An analysis of 2010 emissions data from the top 100 US power producers illustrates the positive impact of the industry’s ongoing transition to natural gas and renewable energy sources.
Although carbon dioxide power plant emissions rose 24% are up over the benchmark year (1990), they were off 4% from 2008-2010, and preliminary data suggests they are off 5% for 2011, according to the 2012 Benchmarking Air Emissions report.
The report considers 2010 generation and emissions data from the US Energy Information Administration and the US Environmental Protection Agency, along with preliminary 2011 emissions data. It focuses on the four power plant pollutants for which data is publicly available: carbon dioxide (CO2), sulfur dioxide (SO2), oxides of nitrogen (NOx) and mercury (Hg).
The 100 utilities studied for the report own approximately 2,500 power plants and account for 86% of reported electricity generation and 88% of reported emissions.
Since 2006, the US has reduced carbon emissions by 7.7% — more than any country or region,according to the International Energy Agency. That’s despite a global rise in emissions to record levels in 2011, largely due to a 9.3% leap in greenhouse gas emissions in China.
The US transition away from coal over the past several years is a big part of the US progress, and that is underscored in this new report.
In 2010, sector-wide power plant of SO2 and NOx were both 68% lower than the benchmark year; from 2008-2010, SO2 emissions were off 32% and NOx emissions were down 31%. Preliminary data also indicate that in 2011, sector-wide power plant SO2 and NOx emissions continued to fall, dropping 40 percent and 35 percent below 2008 levels, respectively. (Trend data for mercury isn’t available since reporting requirements are more recent.)
In 2010, power plants were responsible for about 65% of the SO2 emissions overall, 16% of NOx emissions, 68% of mercury air emissions and 40% of CO2 emissions.
Further reductions are expected as these utility companies retire approximately 12% of the US coal-fired power plans.
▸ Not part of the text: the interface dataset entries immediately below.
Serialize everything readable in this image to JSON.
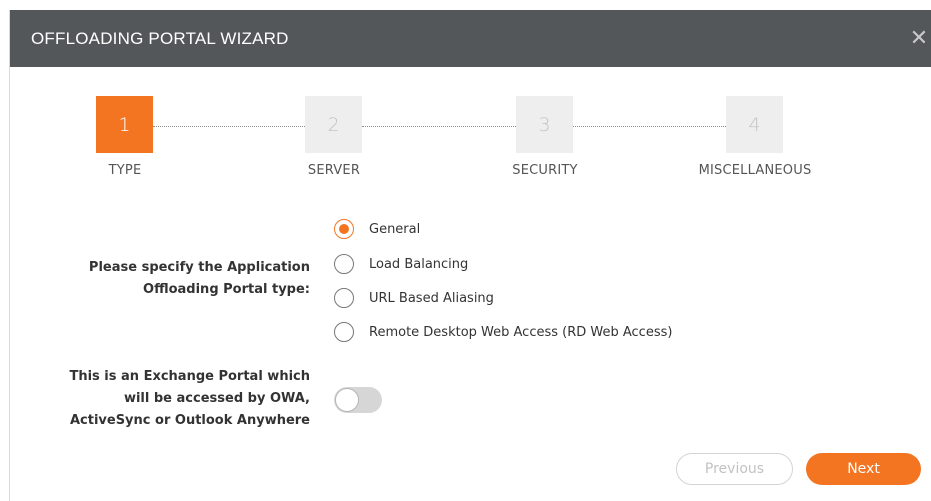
{
  "dialog": {
    "title": "OFFLOADING PORTAL WIZARD",
    "close_icon": "close-icon"
  },
  "steps": [
    {
      "number": "1",
      "label": "TYPE",
      "state": "active"
    },
    {
      "number": "2",
      "label": "SERVER",
      "state": "inactive"
    },
    {
      "number": "3",
      "label": "SECURITY",
      "state": "inactive"
    },
    {
      "number": "4",
      "label": "MISCELLANEOUS",
      "state": "inactive"
    }
  ],
  "portal_type": {
    "label_line1": "Please specify the Application",
    "label_line2": "Offloading Portal type:",
    "options": [
      {
        "label": "General",
        "selected": true
      },
      {
        "label": "Load Balancing",
        "selected": false
      },
      {
        "label": "URL Based Aliasing",
        "selected": false
      },
      {
        "label": "Remote Desktop Web Access (RD Web Access)",
        "selected": false
      }
    ]
  },
  "exchange_portal": {
    "label_line1": "This is an Exchange Portal which",
    "label_line2": "will be accessed by OWA,",
    "label_line3": "ActiveSync or Outlook Anywhere",
    "enabled": false
  },
  "buttons": {
    "previous": "Previous",
    "next": "Next"
  },
  "colors": {
    "accent": "#f47521",
    "titlebar": "#53575a"
  }
}
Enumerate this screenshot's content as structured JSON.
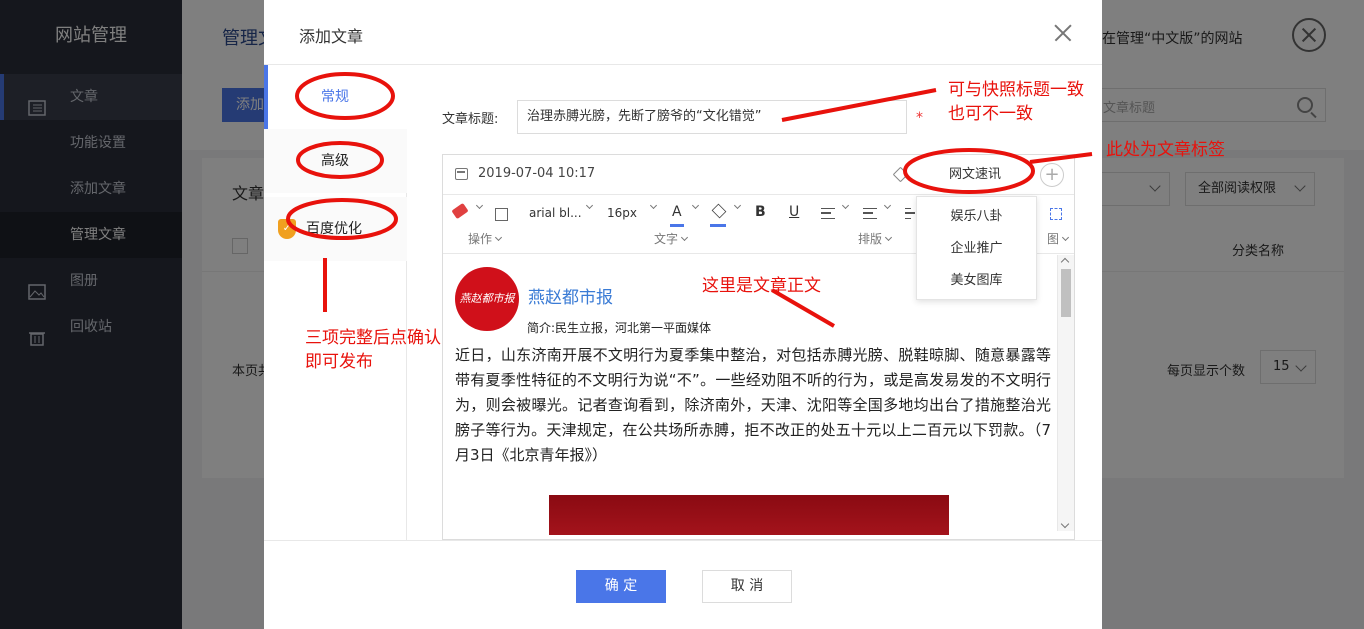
{
  "sidebar": {
    "brand": "网站管理",
    "items": [
      {
        "label": "文章",
        "icon": "article-icon"
      },
      {
        "label": "功能设置"
      },
      {
        "label": "添加文章"
      },
      {
        "label": "管理文章"
      },
      {
        "label": "图册",
        "icon": "image-icon"
      },
      {
        "label": "回收站",
        "icon": "trash-icon"
      }
    ]
  },
  "topbar": {
    "crumb": "管理文",
    "site_note": "在管理“中文版”的网站"
  },
  "toolbar": {
    "add_label": "添加",
    "search_placeholder": "文章标题"
  },
  "panel": {
    "title": "文章",
    "filter_read_perm": "全部阅读权限",
    "col_category": "分类名称",
    "footer_left": "本页共",
    "per_page_label": "每页显示个数",
    "per_page_value": "15"
  },
  "modal": {
    "title": "添加文章",
    "tabs": [
      {
        "label": "常规"
      },
      {
        "label": "高级"
      },
      {
        "label": "百度优化"
      }
    ],
    "title_field_label": "文章标题:",
    "title_value": "治理赤膊光膀，先断了膀爷的“文化错觉”",
    "required_mark": "*",
    "editor": {
      "date": "2019-07-04 10:17",
      "tag": "网文速讯",
      "tag_options": [
        "娱乐八卦",
        "企业推广",
        "美女图库"
      ],
      "toolbar": {
        "font_family": "arial bl...",
        "font_size": "16px",
        "bold": "B",
        "underline": "U",
        "color_letter": "A",
        "groups": [
          "操作",
          "文字",
          "排版",
          "图"
        ]
      },
      "source_logo_text": "燕赵都市报",
      "source_name": "燕赵都市报",
      "source_intro": "简介:民生立报，河北第一平面媒体",
      "body": "近日，山东济南开展不文明行为夏季集中整治，对包括赤膊光膀、脱鞋晾脚、随意暴露等带有夏季性特征的不文明行为说“不”。一些经劝阻不听的行为，或是高发易发的不文明行为，则会被曝光。记者查询看到，除济南外，天津、沈阳等全国多地均出台了措施整治光膀子等行为。天津规定，在公共场所赤膊，拒不改正的处五十元以上二百元以下罚款。（7月3日《北京青年报》）"
    },
    "ok_label": "确 定",
    "cancel_label": "取 消"
  },
  "annotations": {
    "title_note_1": "可与快照标题一致",
    "title_note_2": "也可不一致",
    "tag_note": "此处为文章标签",
    "body_note": "这里是文章正文",
    "publish_note_1": "三项完整后点确认",
    "publish_note_2": "即可发布",
    "color": "#e8120c"
  }
}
Indeed, data from April 2012 shows that electricity generation from natural gas is now almost equivalent to coal, which each fuel provider about 32% of generation in that month.
In addition, the amount of renewable energy generated by the companies considered in report doubled from 2004 to 2011, and now accounts for almost 5% of US electricity generation, according to the report.
“This is an historic transition for the electric power industry,” says Mindy Lubber, president of Ceres, which prepared the report with M.J. Bradley & Associates, Natural Resources Defense Council (NRDC), Entergy, Exelon, Tenaska and Bank of America. “More and more power producers are shifting away from coal-fired generation in favor of lower-emitting natural gas-fired plants, renewable power and energy efficiency. The economic case for cleaner energy is better than it’s ever been, and this report shows that the industry is adapting to stronger Clean Air Act emissions standards, state-driven efficiency and renewable energy incentives and the dynamics of the current natural gas market.”
There have been about 40 gigawatts (GWs) of coal plant retirements since January 2010, representing approximately 12% of the US coal-fired capacity. Most of those closures are scheduled between 2012 and 2010.
Meanwhile, natural gas consumption by the electric power sector has risen an average of 4% annually for the past 10 years.
An example lies in the case of Southern Company, one of the nation’s most coal-intensive power producers. In 2012, the utility expects its fuel mix to include more natural gas than coal in 2012 for the first time in its 100-year history.
Where Does Each State Stand?
Another cut on the data by one of the report’s co-authors, NRDC, identifies the Top 20 states in terms of toxic emissions, led by Kentucky, Ohio and Pennsylvania. 18 of these states were on the 2009 list. They are (from worst to best):
- West Virginia
- North Carolina
- South Carolina
For the full 2012 Benchmarking Air Emissions report: